Availability: Out of stock
This Ross rifle is typical of many found around the world. After WWI many were deactivated for drill purpose by having a drill hole put through the barrel at the chamber. (this is visible in the pictures) Many of these rifles had there deactivation added to in later years, but few survive with only the original chamber hole as this one does.
This rifle was originally made in 1916. The serial number on the top of the receiver, only occurs on rifles that have been deactivated. The action, bolt, barrel and barrel bands are stamped DP (Drill Purpose). The woodwork has been refinished, but this may have been done in service due to the finish and that none of the metal work stands proud of the stock. The rear sight is missing and the front sight hood has been cut. The metal work retains about 60% of the original blue, with only some minor rust pitting to the top of the bolt.
Produced in Canada from 1903 until 1918, the Ross rifle was a straight-pull bolt action .303 inch-calibre rifle. While the Ross Mk.II (or Model 1905) was highly successful in target shooting before the First World War, the close chamber tolerances, lack of primary extraction and overall length made the Mk.III (or Model 1910) Ross rifle unsuitable for the conditions of trench warfare, exacerbated by the often poor quality ammunition issued. By 1916, the rifle had been withdrawn from front line service, but continued to be used by many snipers of the Canadian Expeditionary Force until the end of the war due to its exceptional accuracy.

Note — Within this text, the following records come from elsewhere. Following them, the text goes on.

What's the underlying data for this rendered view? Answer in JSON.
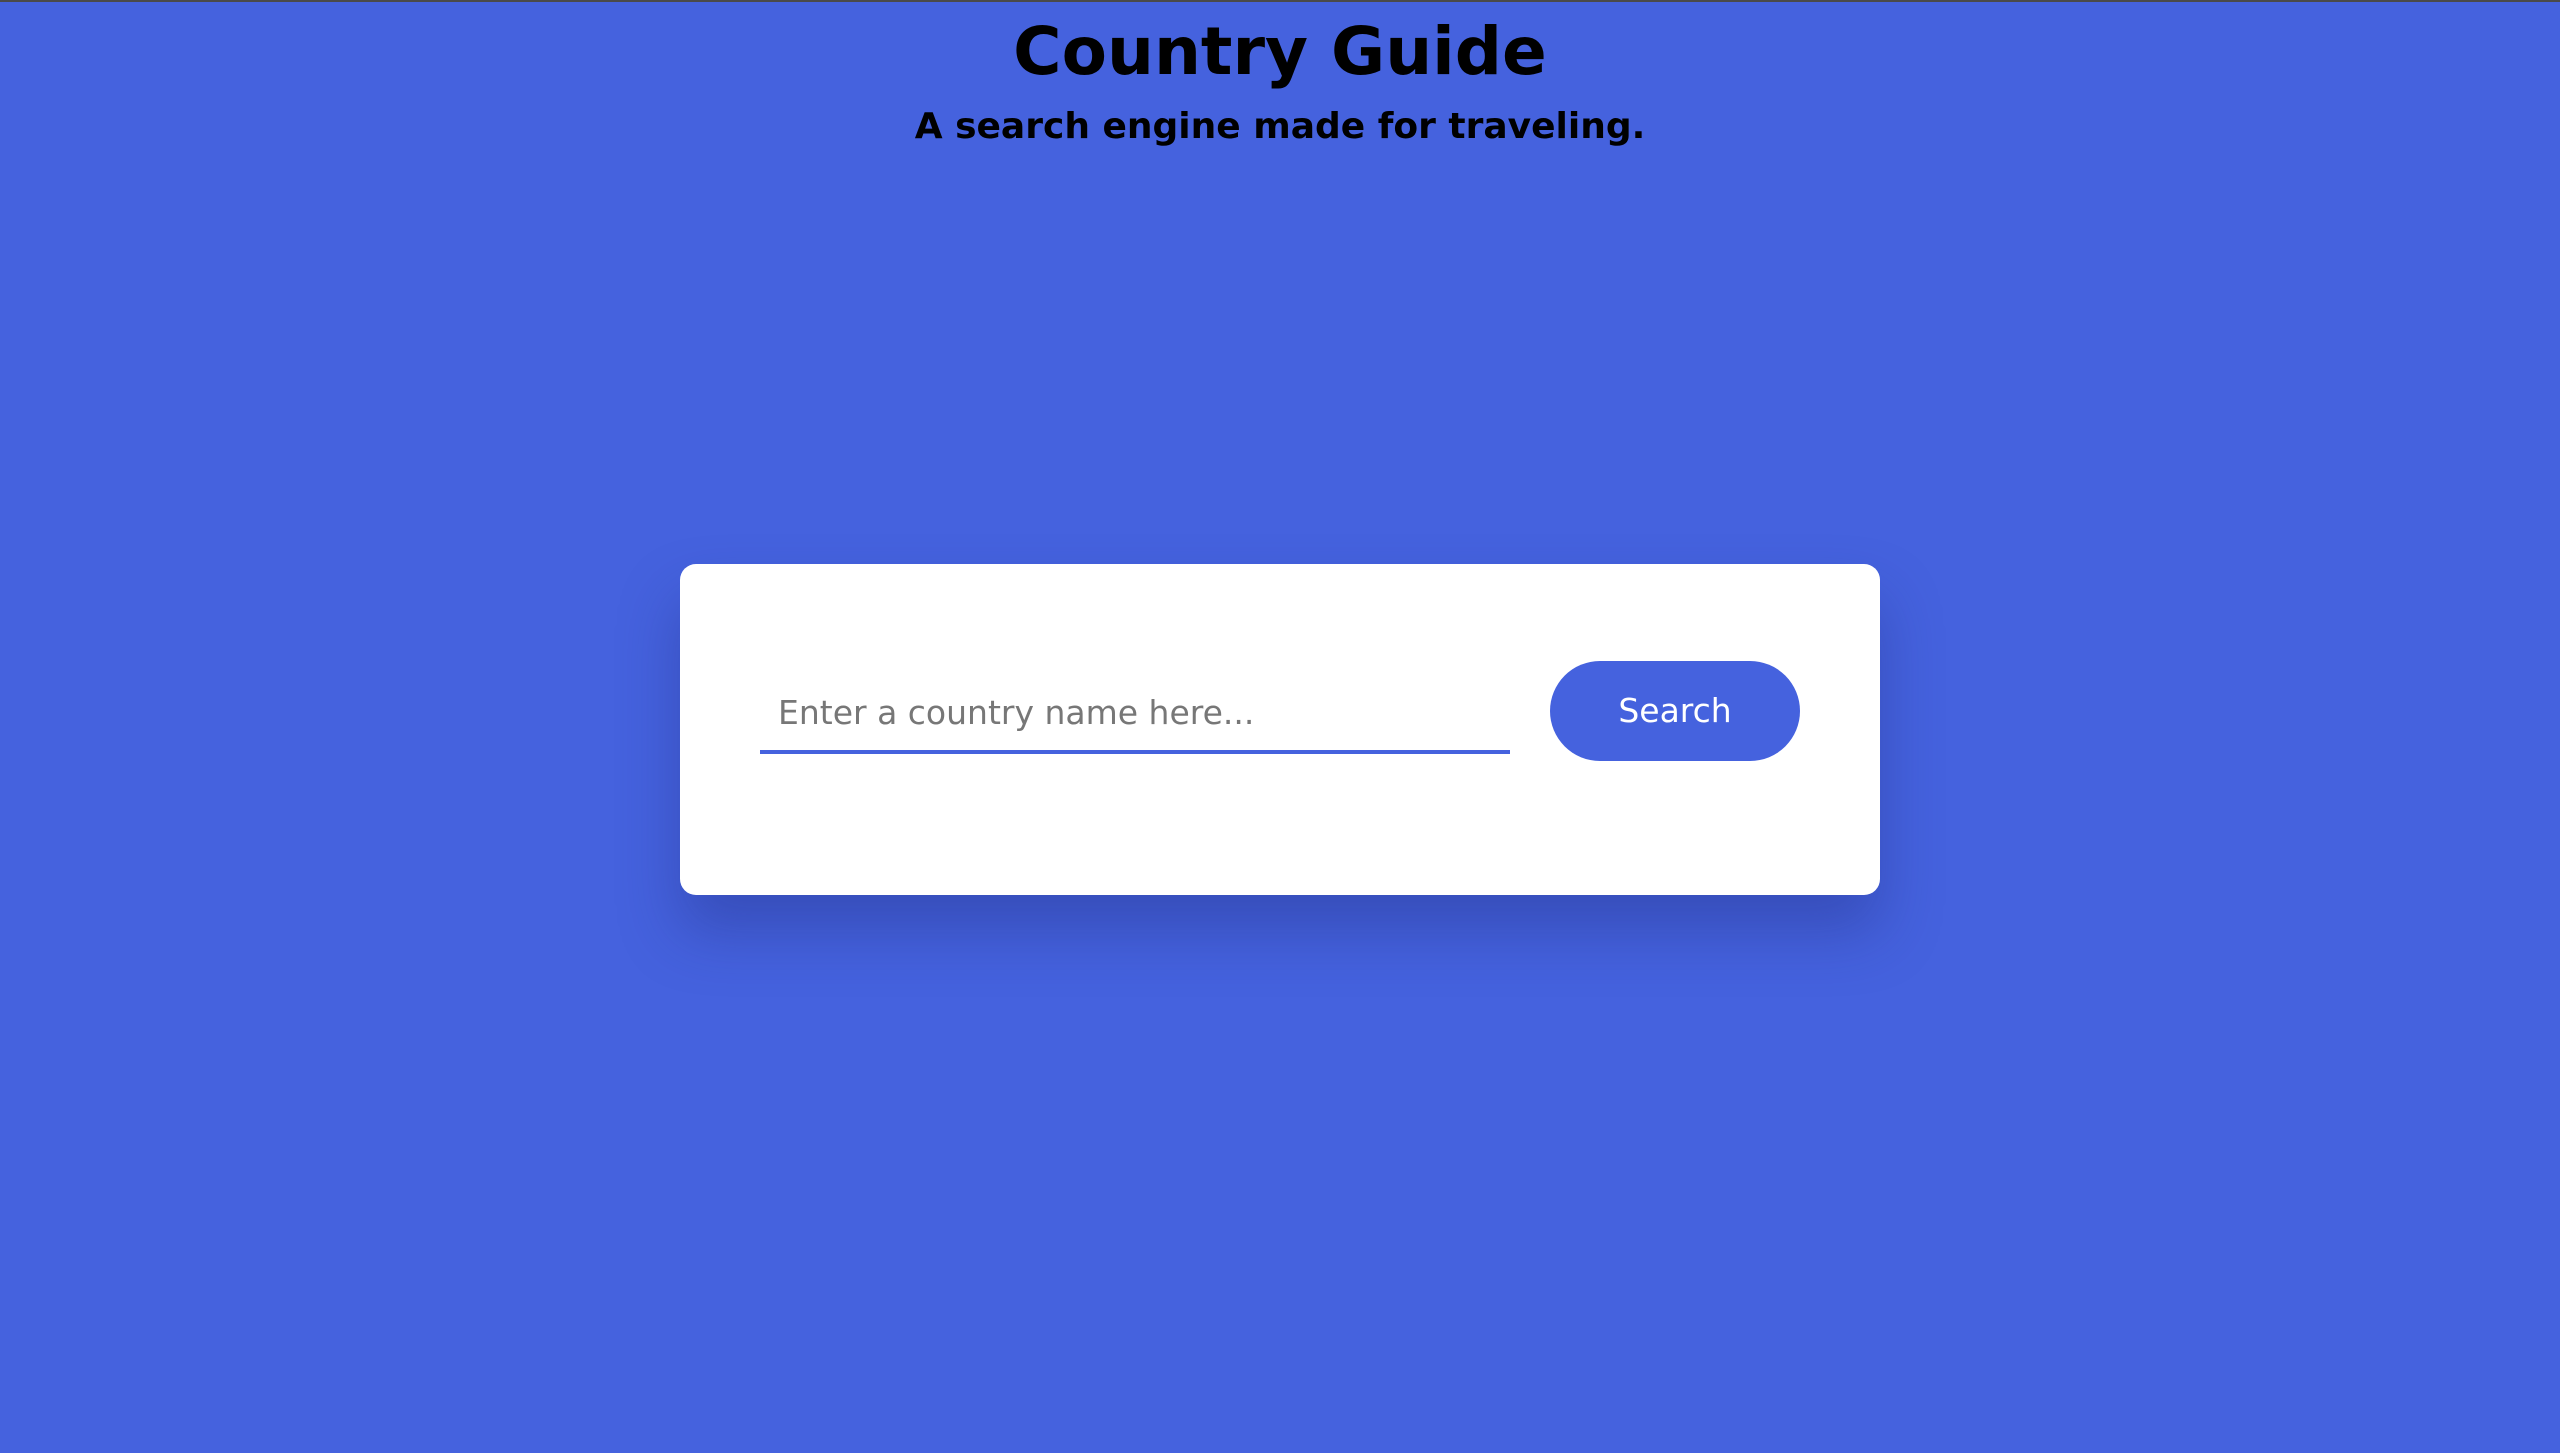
{
  "header": {
    "title": "Country Guide",
    "subtitle": "A search engine made for traveling."
  },
  "search": {
    "value": "",
    "placeholder": "Enter a country name here...",
    "button_label": "Search"
  },
  "colors": {
    "background": "#4562de",
    "card": "#ffffff",
    "accent": "#4562de",
    "title_text": "#000000",
    "button_text": "#ffffff"
  }
}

|Manufacturer||Ross Rifle Company|
|Weight||3.9 Kg||8.6 Lbs|
|Magazine Capacity||5 Rounds|